Comment Was this review helpful to you? Yes No Sending feedback...
Thank you for your feedback. If this review is inappropriate, please let us know.
Sorry, we failed to record your vote. Please try again
13 of 17 people found the following review helpful By Nicholas Bird on 13 May 2010
Format: Hardcover
William Philpott was presented with the Templer Medal Book Prize for BLOODY VICTORY by HRH The Duke of Kent, Patron of The SOCIETY FOR ARMY HISTORICAL RESEARCH, which awards the annual prize, in April 2010. There can be few more deserving recipients. Although no amount of revisionism can disguise the awful British defeat of July 1, 1916 [the French faring better] the author convincingly argues that the five battles of the Somme, of which the 1916 battle was critical, must be taken together and that their effect was to destroy the German army's ability to win the war. This might not have seemed evident to a jittery Haig in the Kaiser's offensive of March 1918, but that gamble foundered through the ruptures of command, government and manpower caused on the Somme, albeit fanned by the attrition at Ypres, and the blockade.
Comment Was this review helpful to you? Yes No Sending feedback...
Thank you for your feedback. If this review is inappropriate, please let us know.
Sorry, we failed to record your vote. Please try again
11 of 15 people found the following review helpful By A. J. Hampshire on 20 Jan. 2010
Format: Hardcover
Bloody Marvellous.
This is an outstanding contribution to our understanding of the war on the Western Front in WW1. It's beautifully written. Dr Philpott's knowledge of the French army is profound, and he brings out clearly how they were fighting the Germans on something like equal terms while the raw British citizen army was painfully learning the necessary techniques.
After reading this book my respect for Haig, Rawlinson and the fighting men of the British and Commonwealth armies is in no way diminished, but I have learnt a valuable lesson about the character and professional skill of Foch and his hard-fighting French army.
In my opinion Bloody Victory is destined to take its place, like Michael Howard's Franco-Prussian War, as the standard work on its subject.
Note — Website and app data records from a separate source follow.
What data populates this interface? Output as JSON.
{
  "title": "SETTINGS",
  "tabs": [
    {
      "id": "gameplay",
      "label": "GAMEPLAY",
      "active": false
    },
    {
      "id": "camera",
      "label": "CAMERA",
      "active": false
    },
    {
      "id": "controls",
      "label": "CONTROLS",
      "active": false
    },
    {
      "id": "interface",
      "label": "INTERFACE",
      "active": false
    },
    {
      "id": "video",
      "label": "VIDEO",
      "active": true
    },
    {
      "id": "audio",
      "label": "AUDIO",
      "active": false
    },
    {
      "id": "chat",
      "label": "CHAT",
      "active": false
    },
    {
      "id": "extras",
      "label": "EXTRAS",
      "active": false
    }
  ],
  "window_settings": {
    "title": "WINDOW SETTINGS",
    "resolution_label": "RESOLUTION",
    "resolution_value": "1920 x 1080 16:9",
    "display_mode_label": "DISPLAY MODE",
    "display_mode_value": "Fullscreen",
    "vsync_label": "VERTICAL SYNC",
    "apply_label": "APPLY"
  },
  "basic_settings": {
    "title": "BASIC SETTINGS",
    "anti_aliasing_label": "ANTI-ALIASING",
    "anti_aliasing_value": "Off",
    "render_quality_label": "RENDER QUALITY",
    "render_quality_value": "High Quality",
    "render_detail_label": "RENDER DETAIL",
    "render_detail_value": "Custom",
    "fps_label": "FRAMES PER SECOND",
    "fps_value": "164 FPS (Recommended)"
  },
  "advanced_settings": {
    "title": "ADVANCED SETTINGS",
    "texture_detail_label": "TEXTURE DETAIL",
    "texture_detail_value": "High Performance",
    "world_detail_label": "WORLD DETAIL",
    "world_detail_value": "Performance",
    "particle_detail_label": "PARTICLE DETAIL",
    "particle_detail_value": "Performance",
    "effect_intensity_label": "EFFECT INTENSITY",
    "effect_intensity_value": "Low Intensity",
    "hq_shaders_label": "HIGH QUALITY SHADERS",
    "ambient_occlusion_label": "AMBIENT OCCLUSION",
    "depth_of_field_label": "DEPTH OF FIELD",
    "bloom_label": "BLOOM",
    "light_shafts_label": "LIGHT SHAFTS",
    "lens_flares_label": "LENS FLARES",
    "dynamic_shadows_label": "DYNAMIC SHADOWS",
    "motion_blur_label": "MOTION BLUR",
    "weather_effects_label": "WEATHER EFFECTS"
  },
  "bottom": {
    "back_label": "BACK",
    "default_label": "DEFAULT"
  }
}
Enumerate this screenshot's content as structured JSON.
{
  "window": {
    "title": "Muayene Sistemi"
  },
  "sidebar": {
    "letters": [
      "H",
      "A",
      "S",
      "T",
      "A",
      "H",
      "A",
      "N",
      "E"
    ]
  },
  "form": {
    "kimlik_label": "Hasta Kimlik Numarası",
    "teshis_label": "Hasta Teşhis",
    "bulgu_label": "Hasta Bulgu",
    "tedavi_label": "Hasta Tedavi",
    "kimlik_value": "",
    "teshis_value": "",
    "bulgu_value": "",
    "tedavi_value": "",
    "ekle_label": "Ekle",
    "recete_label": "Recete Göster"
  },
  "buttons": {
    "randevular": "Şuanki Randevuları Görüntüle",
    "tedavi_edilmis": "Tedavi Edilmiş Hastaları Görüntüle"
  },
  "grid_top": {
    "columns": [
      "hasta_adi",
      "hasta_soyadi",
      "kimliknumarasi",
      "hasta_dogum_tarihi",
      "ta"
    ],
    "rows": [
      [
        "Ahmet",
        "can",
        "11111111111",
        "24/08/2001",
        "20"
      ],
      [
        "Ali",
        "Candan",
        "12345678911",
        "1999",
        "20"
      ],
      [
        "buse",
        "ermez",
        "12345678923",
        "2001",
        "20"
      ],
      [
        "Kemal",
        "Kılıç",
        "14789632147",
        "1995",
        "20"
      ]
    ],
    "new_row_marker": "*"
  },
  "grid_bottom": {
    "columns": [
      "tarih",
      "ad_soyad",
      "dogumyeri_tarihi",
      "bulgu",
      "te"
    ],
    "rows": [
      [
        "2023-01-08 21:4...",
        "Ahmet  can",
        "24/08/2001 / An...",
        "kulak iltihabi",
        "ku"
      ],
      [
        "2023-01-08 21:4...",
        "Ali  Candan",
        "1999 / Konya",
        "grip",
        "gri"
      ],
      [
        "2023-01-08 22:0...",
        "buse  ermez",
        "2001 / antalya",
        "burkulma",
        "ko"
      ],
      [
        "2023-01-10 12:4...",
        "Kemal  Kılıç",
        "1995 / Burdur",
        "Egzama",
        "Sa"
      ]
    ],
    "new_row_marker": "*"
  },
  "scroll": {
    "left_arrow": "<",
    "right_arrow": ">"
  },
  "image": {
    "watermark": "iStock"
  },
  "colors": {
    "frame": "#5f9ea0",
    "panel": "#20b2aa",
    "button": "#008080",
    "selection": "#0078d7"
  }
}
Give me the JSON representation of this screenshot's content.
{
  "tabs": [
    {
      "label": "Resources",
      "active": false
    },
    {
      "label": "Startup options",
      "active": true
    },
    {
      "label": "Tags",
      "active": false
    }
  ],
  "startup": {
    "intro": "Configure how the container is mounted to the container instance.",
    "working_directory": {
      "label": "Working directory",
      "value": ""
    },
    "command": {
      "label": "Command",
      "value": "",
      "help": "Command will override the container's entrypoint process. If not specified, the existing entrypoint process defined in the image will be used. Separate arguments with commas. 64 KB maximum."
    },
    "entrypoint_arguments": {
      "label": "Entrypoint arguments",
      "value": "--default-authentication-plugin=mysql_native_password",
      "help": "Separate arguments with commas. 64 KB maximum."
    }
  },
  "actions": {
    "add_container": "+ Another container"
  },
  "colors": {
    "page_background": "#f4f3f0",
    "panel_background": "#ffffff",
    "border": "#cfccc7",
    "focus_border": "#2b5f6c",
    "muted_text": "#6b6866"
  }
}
Comment Was this review helpful to you? Yes No Sending feedback...
Thank you for your feedback. If this review is inappropriate, please let us know.
Sorry, we failed to record your vote. Please try again


Feedback